But I’m not sure it’s just about that, really. Perhaps if society cleared up its act regarding mental illness and discrimination was reduced, I would feel more in favour of complete public forthrightness about my ailments. I don’t think it’s necessarily about me feeling shame per se, but I do recognise that I could be intensely stigmatised if I were more open.
So are Mad Pride the right people to help reduce this stigma? I appreciate what they’re trying to do, but until there is a more general shift in societal attitudes (which would be better brought about by the NHS and the aforementioned voluntary organisations) I think that they will just be dismissed as nutjobs or psychos, in the convenient way that many nutjobs or psychos are normally dismissed.
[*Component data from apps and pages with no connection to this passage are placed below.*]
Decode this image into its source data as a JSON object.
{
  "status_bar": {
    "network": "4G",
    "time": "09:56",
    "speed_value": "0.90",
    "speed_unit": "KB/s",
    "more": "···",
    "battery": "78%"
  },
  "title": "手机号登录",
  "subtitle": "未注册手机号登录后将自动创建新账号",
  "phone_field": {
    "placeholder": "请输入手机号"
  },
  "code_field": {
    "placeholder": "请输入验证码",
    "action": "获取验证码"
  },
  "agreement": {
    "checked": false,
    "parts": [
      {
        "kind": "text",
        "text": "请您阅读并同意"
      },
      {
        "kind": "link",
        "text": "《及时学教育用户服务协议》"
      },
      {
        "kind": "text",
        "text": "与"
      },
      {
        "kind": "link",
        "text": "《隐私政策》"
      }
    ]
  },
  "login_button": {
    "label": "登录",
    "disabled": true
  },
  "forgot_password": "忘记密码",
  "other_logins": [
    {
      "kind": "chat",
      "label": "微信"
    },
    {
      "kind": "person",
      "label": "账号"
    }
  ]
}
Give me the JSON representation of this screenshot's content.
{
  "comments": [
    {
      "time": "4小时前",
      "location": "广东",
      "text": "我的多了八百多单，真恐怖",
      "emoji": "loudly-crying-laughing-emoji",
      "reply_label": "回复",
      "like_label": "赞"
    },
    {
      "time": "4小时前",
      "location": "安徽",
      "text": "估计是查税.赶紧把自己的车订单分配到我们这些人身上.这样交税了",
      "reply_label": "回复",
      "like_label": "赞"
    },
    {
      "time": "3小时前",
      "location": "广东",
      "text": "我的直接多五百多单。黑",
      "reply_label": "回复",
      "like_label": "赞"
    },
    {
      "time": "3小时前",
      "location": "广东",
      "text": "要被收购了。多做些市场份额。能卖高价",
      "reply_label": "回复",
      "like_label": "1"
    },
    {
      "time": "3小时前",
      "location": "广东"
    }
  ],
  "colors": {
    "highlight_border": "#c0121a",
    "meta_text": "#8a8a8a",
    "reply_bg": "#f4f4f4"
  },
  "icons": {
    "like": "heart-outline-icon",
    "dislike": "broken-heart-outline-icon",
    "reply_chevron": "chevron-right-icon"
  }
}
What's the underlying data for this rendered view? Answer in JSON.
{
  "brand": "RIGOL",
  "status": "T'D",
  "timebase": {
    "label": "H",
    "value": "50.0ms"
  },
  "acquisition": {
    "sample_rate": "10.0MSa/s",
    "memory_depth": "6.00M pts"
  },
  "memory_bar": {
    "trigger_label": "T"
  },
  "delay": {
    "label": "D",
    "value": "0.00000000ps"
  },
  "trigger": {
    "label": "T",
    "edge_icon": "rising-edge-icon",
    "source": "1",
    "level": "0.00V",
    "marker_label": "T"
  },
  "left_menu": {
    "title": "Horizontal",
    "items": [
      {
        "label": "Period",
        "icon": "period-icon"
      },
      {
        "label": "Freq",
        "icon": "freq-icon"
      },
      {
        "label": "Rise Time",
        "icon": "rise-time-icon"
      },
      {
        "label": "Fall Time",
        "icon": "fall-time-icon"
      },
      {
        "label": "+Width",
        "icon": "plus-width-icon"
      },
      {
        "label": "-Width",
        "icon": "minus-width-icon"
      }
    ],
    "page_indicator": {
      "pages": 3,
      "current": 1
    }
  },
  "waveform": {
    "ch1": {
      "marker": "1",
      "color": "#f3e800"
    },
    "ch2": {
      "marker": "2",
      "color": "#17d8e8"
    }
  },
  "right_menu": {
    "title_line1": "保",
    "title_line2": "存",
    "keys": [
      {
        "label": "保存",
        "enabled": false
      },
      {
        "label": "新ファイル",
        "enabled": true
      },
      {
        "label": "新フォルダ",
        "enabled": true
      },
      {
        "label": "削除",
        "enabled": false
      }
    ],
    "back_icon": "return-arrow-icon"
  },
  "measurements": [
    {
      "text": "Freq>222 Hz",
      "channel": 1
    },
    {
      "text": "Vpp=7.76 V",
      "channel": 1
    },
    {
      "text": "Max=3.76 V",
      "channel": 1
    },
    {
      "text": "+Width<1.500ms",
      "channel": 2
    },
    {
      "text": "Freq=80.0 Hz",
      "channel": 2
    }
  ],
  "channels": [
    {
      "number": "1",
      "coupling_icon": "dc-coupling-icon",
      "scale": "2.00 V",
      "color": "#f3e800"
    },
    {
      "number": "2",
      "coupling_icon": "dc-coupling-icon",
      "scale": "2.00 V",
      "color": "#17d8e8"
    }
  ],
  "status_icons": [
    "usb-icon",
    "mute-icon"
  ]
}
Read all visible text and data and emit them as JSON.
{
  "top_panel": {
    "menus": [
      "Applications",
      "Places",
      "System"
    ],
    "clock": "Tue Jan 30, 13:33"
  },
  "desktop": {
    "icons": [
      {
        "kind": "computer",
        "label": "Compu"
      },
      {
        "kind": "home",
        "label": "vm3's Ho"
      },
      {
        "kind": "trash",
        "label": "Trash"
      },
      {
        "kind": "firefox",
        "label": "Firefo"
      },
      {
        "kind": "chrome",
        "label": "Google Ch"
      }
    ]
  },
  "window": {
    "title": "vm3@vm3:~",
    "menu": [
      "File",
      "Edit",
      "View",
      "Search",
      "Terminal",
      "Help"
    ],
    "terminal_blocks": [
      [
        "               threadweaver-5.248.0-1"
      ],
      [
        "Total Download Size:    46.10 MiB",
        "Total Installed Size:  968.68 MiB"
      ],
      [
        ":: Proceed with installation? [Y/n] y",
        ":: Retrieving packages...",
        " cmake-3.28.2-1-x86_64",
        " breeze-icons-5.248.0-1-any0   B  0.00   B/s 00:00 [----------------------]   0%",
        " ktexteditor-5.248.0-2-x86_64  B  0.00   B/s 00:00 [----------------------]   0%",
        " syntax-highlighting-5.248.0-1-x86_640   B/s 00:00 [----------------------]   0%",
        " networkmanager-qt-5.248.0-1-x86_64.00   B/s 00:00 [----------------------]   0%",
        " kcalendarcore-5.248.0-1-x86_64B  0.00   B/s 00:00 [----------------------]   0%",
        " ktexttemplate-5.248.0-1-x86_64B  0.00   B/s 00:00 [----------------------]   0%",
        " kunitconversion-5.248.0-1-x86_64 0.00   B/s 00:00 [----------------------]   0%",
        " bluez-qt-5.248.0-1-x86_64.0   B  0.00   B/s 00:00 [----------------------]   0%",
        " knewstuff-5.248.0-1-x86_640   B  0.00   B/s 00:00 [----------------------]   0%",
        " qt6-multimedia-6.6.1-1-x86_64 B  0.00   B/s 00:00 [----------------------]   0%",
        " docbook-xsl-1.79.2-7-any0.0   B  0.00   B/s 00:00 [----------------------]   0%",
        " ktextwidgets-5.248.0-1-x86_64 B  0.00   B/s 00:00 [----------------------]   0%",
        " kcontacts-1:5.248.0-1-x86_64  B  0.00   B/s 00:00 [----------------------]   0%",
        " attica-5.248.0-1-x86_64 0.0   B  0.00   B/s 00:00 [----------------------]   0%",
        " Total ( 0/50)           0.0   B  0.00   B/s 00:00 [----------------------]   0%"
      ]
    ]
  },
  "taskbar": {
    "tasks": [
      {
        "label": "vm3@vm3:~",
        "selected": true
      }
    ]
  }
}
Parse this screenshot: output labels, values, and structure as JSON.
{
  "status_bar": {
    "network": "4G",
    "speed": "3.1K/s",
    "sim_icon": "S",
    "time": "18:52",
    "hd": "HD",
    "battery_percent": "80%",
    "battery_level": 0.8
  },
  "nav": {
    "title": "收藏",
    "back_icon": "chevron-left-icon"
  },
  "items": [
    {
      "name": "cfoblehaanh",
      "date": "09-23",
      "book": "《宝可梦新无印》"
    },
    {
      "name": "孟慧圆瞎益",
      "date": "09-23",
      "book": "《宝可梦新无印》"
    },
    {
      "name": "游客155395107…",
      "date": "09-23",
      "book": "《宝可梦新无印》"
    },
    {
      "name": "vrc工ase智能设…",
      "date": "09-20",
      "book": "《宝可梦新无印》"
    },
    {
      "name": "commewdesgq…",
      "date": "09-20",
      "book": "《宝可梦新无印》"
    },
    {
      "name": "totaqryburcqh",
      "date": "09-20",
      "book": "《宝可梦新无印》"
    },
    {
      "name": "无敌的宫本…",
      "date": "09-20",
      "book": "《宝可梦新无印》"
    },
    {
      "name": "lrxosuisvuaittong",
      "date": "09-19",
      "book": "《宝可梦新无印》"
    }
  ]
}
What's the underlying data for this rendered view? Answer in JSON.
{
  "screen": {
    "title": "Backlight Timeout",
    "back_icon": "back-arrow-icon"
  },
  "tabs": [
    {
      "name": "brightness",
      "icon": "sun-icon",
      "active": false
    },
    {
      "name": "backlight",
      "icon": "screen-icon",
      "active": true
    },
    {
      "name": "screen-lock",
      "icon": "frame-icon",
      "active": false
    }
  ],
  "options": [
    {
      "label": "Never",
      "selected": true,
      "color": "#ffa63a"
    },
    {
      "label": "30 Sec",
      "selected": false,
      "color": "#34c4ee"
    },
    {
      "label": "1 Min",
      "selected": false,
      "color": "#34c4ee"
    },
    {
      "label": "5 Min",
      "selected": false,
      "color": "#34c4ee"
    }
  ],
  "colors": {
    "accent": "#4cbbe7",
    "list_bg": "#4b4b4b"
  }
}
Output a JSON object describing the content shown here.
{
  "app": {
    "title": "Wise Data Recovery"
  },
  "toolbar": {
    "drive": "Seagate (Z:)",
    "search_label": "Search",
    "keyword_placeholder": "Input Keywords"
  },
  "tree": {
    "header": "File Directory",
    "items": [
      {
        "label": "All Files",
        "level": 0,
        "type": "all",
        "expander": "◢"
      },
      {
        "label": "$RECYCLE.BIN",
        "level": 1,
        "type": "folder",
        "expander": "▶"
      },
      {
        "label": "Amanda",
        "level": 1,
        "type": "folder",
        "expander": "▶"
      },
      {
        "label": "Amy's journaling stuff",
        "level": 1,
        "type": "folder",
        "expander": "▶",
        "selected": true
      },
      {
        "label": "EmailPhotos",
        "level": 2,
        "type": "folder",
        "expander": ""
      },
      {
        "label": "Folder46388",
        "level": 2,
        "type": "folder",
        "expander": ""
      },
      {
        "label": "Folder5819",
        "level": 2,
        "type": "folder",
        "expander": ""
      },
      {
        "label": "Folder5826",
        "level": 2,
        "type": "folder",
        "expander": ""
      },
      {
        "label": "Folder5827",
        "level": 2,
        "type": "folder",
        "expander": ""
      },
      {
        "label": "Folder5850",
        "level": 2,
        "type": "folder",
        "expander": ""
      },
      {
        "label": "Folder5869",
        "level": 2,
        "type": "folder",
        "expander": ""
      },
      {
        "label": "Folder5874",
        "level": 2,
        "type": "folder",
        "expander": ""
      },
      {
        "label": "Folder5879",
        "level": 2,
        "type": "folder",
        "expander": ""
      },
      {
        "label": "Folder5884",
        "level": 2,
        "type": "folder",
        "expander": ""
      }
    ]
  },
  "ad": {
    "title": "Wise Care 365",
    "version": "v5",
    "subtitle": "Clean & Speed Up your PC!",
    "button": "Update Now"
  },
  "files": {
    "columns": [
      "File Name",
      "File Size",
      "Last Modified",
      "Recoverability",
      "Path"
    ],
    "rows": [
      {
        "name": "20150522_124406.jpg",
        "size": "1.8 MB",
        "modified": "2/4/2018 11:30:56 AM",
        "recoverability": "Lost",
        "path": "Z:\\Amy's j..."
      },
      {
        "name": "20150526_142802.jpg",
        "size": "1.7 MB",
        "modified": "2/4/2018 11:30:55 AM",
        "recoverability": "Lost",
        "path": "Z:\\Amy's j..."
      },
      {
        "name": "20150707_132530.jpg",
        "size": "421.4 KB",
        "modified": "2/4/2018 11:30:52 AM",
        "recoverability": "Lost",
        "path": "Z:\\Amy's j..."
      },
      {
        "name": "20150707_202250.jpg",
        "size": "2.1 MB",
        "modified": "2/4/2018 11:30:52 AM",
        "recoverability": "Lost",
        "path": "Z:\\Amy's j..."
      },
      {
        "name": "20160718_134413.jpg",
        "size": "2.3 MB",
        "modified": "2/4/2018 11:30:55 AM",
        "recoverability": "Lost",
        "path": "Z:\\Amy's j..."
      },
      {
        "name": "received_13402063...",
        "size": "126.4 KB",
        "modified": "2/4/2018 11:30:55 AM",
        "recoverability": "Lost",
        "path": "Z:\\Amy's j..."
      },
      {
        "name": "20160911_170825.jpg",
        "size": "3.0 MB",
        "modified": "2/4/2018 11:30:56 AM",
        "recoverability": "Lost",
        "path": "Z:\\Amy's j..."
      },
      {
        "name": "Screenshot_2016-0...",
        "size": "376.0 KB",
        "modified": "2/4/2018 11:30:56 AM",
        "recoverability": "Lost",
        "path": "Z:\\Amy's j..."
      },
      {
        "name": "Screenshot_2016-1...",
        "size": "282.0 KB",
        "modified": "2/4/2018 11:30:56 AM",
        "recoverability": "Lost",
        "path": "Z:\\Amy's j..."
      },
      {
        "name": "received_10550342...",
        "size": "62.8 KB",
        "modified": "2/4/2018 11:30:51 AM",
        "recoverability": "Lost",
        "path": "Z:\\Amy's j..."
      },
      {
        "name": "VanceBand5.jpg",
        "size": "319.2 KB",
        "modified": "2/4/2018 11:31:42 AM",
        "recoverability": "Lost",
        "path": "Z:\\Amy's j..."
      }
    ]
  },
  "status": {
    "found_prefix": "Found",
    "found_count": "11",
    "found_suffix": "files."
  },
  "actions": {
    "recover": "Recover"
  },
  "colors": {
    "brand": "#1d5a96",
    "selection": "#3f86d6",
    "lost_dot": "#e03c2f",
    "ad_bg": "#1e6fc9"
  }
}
For my part, I think I’m actually opposed to them as an entity. Not because I am ashamed and not because I disagree with the provision of mental health education, but because the more noise they make about being proud to be mental, the more they actually alienate us from the rest of society. Paradoxically, although factions of them seek to change attitudes, in my view the more attention they draw to actually being mental, the more they distance themselves (and, by proxy, other crackpots) from the rest of society. Education needs to be more subtle than the methods they advocate, especially when some of their own elements feel that abandoning treatment is a sensible and desirable course of action.
Yet, to complicate matters further, although we should be accepted by mainstream society insofar as that is possible (obviously I draw the line at people like Ian Brady or Peter Sutcliffe, both sufferers of mental illnesses), part of me does feel that we shouldn’t be ashamed of the fact that we are so clearly different from others in whatever nebulous way that may be. If almost all people from my admittedly very anecdotal survey agree that they wouldn’t switch off their mental health problems, then surely there must be something in them that feels being crazy is something of which we should not be ashamed, and indeed that has something to add to our lives as well as much to take away?